His magical first half in 2010 seemed too good to be true, but his 2011 season looked worse than it actually was. Despite a 4.68 ERA, he pitched to a solid 3.67 FIP. His strand rate was low at 65 percent and his BABIP stood high at .314. His 2.31 K/BB also ratio stayed nearly identical to that of his breakout campaign.
With all these signs pointing to a bounce-back season, I drafted him when I got the chance.
As it turns out, I threw a pick down the drain.
Jimenez has been awful this season, and there’s no number in the world to defend his shortcomings.
If you thought last year was bad, wait until you see his 5.59 ERA and 1.62 WHIP this season. Not only is his strikeout rate down to 7.53, but he’s walked 80 batters in 143.1 innings, too. Now we’re approaching Oliver Perez territory.
Sorry, there’s no silver lining here.
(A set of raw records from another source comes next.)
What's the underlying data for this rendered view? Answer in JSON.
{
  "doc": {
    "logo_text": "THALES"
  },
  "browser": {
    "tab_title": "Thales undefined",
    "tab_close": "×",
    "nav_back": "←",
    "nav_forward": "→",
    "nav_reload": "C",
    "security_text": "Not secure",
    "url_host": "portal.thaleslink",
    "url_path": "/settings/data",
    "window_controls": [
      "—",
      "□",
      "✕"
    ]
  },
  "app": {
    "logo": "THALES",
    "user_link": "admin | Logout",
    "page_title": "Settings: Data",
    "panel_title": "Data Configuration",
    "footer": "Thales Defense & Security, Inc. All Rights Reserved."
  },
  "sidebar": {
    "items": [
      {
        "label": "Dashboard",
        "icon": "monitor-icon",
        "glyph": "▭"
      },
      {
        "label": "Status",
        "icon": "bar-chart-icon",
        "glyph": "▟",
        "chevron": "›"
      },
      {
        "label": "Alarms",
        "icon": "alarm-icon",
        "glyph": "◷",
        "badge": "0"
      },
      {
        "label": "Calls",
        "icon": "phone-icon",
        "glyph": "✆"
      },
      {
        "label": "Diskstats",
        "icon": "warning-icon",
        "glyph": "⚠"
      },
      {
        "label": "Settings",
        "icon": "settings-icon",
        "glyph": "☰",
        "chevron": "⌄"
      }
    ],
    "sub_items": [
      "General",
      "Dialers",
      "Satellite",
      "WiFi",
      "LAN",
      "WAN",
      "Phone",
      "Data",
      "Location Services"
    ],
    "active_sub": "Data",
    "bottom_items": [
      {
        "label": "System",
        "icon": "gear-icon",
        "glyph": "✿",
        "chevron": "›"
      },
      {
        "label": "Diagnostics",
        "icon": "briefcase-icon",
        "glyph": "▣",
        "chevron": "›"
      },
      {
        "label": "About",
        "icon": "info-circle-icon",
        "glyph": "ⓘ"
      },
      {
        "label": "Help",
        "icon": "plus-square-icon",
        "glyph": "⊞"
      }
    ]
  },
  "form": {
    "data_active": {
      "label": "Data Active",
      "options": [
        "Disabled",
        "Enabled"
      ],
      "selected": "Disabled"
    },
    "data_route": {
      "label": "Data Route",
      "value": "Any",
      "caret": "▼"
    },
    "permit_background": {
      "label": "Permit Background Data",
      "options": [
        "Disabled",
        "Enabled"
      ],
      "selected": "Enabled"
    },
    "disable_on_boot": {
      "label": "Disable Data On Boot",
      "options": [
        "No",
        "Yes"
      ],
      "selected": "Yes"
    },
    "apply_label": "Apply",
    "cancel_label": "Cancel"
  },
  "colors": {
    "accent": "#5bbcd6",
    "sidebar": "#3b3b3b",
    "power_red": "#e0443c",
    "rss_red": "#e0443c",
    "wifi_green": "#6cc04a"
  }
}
Drop Jimenez and laugh at the poor fool picking him up that’s about get his heart stomped to pieces.